Unfortunately, it's all downhill from here. Soon, the author has proposed that CFL and her crew were actually opposing forces to Dharma sent on a mission, that Ben's mother was on the Island before giving birth to him, and creates a dual-timeline scenario to find a way to explain everything that we have seen on the Island thus far... which feels like a cheap way to work around the open questions. Instead of finding one storyline that would answer them, he creates two - resulting in a confusing mess that could never be explained easily over the course of the final two seasons.
Man, I sound like a total jerk. I don't mean to come off that way, so I'll stop ripping the theory apart here and just leave it with "there are some considerable holes and illogical jumps that seem unlikely to be true." It was a good effort, and I always enjoy reading other theories since there are often nuggets of intriguing ideas within (in this case, the thought that arriving to the Island returns the body to the state it was in in the past - which could explain Locke being able to walk, Rose being cured of cancer, and maybe even the Doctor's healed cut on his face re-opening when his body washed ashore) - but it's clearly not the "end all, be all" theory for explaining Lost.
I don't know if anyone will read this post since season 4 ended a few weeks ago. There is something I want to share that I noticed in one of the Season 1 episondes. I started watching Lost during Season 2 so I'm watching the first season online. There is an episode where Claire has dreams about her baby being taken away. In the first one she walks up to Locke who is at a desk and asks him what is going on. He tells her she knows what is going on and says, "He was your responsibility but you gave him away, Claire. Everyone pays the price now." Could this dream have been a foreshadow of the future. Maybe the trouble on the island is a result of Claire letting Aaron leave the island with Kate.
Wouldn’t that be ironic? The reason for the “bad things” happening on the Island is that the Others are furious that Aaron is no longer there, and Locke has already failed them as a leader before he even began? It’s a pretty good thought, and another way to tie-in the whole Aaron storyline that was so important in Season One. I like it.

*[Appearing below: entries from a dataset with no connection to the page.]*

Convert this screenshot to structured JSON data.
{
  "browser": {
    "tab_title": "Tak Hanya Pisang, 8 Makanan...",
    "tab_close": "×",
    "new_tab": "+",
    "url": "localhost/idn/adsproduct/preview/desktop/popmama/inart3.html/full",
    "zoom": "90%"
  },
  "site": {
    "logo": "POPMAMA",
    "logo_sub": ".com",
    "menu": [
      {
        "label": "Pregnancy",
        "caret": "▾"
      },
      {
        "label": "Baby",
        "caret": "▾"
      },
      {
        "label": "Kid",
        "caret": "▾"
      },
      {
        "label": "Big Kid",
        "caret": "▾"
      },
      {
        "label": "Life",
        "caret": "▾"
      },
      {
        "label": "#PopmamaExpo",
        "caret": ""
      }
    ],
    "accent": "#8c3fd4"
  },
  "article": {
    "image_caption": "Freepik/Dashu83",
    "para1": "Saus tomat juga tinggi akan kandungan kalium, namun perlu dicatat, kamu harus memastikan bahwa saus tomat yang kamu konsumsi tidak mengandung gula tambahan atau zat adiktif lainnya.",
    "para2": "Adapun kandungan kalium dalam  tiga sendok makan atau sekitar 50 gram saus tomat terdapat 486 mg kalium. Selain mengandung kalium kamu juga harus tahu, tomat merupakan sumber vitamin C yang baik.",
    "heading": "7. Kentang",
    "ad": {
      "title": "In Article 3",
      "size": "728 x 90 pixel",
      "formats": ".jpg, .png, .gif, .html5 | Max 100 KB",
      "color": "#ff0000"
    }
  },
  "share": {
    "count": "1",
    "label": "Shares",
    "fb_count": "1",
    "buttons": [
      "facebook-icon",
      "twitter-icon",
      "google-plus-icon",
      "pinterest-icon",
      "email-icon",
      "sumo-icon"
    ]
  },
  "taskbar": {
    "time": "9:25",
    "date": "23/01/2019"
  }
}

Watch Star Trek!
I can’t – that would make me a nerd. Instead, I'm a cool guy who obsesses about TV and runs a Blog. Wait...
Okay, consider this the last post about Lost Season Four. If you’ve got anything else on your chest you need to get off, this is the Comments Section to do it. Otherwise, we’ll start moving the Blog on to other things – namely a sneak review of “Fringe”, the annual Emmy Rant, the Fall TV Preview, etc. (all the “…and Gone Forever” sides of the Blog while we patiently wait for Lost to return).
The good news is that fresh Lost information is less than a month away! Much like last year, we’ll almost certainly get something to talk about from the nerd oasis of Comic-Con on July 24-27.
But rather than sit around and wait, it’s the summertime – go outside and play!